Shiraz Tangri was quoted extensively in a Los Angeles Daily Journal article discussing the aftermath of California’s disbanding of redevelopment agencies and the unanswered questions left behind.
“Seeing how these successor agencies have tried to deal with assets gives comfort to folks that [pending] projects will be dealt with in a systematic way, but some projects have fallen into a gray area,” Tangri said.
Tangri attended initial meetings of Los Angeles’ oversight board—a board tasked with supervising the closure of 400 redevelopment agencies—as it began to decide which of hundreds of redevelopment projects to recommend and prioritize for state Department of Finance funding and spoke in support of the downtown street car project, which included the restoration of a historic transportation network that had secured an $8.5 million commitment from the city’s former redevelopment agency.

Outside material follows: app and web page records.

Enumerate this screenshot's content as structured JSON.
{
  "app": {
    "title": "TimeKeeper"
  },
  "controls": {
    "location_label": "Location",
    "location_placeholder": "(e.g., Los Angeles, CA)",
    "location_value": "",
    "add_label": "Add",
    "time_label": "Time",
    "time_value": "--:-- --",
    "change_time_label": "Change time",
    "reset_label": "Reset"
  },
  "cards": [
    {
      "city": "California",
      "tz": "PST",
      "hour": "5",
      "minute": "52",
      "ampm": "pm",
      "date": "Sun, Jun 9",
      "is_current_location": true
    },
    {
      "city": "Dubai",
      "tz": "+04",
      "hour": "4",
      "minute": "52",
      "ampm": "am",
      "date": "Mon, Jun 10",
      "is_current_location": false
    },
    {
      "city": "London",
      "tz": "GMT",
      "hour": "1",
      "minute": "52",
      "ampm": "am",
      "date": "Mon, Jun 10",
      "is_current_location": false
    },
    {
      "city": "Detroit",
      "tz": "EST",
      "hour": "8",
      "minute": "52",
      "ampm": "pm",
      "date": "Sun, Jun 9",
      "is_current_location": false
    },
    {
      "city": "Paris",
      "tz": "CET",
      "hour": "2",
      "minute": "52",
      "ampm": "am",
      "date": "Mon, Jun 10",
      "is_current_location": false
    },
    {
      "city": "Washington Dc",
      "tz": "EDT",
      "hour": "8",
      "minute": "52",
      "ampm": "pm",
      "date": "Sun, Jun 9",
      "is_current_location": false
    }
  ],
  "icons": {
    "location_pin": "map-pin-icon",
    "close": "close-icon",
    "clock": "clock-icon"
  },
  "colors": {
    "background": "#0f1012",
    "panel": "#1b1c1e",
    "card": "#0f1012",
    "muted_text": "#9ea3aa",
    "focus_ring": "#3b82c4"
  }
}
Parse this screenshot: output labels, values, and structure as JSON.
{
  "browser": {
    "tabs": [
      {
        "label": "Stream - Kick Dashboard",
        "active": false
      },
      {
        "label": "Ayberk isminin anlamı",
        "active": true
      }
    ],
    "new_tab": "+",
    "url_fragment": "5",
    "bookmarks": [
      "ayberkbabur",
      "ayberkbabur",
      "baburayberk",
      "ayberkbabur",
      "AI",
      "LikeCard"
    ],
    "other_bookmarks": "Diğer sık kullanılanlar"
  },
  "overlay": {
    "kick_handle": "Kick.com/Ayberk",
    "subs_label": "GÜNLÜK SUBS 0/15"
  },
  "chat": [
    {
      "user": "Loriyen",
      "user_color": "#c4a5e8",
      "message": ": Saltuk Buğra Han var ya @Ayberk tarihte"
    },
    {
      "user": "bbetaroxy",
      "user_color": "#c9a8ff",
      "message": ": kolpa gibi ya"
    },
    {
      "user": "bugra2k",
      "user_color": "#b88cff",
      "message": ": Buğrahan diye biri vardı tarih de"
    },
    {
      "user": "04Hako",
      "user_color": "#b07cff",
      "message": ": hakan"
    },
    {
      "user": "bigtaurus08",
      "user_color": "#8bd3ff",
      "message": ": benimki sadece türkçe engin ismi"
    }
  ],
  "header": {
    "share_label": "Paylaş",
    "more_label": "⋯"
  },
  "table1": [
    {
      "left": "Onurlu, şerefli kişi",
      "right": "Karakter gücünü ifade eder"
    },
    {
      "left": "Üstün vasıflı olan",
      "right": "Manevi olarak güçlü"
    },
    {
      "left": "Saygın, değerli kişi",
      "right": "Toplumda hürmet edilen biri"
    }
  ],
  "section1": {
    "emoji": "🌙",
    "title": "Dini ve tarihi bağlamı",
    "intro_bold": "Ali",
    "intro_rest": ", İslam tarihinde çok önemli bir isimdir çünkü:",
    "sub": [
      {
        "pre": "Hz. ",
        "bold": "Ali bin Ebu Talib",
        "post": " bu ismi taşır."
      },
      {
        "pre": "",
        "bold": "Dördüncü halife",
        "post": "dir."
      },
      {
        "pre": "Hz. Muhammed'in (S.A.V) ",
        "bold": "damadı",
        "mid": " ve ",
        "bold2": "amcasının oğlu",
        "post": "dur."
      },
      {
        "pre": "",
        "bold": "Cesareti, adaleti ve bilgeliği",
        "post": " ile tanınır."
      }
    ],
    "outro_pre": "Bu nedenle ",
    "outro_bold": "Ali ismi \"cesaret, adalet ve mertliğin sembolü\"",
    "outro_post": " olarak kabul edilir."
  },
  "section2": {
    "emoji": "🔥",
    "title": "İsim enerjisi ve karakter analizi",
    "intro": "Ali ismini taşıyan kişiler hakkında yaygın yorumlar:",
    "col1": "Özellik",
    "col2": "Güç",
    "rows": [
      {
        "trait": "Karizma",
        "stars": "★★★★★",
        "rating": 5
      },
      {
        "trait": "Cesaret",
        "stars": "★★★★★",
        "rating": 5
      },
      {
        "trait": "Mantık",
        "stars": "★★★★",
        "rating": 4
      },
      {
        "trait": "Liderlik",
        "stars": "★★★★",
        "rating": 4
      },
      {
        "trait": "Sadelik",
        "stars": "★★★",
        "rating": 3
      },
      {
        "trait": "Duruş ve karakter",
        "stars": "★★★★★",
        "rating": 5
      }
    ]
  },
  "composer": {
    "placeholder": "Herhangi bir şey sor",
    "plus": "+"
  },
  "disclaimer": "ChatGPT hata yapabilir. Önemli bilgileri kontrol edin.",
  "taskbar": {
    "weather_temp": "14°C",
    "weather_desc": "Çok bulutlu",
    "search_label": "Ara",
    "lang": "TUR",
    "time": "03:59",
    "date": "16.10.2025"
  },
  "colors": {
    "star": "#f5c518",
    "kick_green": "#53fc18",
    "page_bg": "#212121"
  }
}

Tangri said obtaining redevelopment dollars was crucial because they’re helping to leverage another $220 million in construction and operational costs for the project. Though the project’s redevelopment contract was signed “years ago,” he said, it must satisfy certain conditions to get redevelopment money, including completing the environmental review process and getting approval of a local tax assessment district to help cover costs.
“Every one of those milestones is another decision to be made by the oversight board on whether it’s obligated to release those dollars,” Tangri said. “What will we have to do to satisfy the oversight board? Are there other steps we’re legally mandated to do? That’s the remaining uncertainty.”
Tangri added that the board hasn’t been able to give “people clear comfort” about honoring future contract provisions for redevelopment projects. “There’s a little bit of confusion and a little bit of general overriding concern about how the oversight board will proceed,” Tangri said.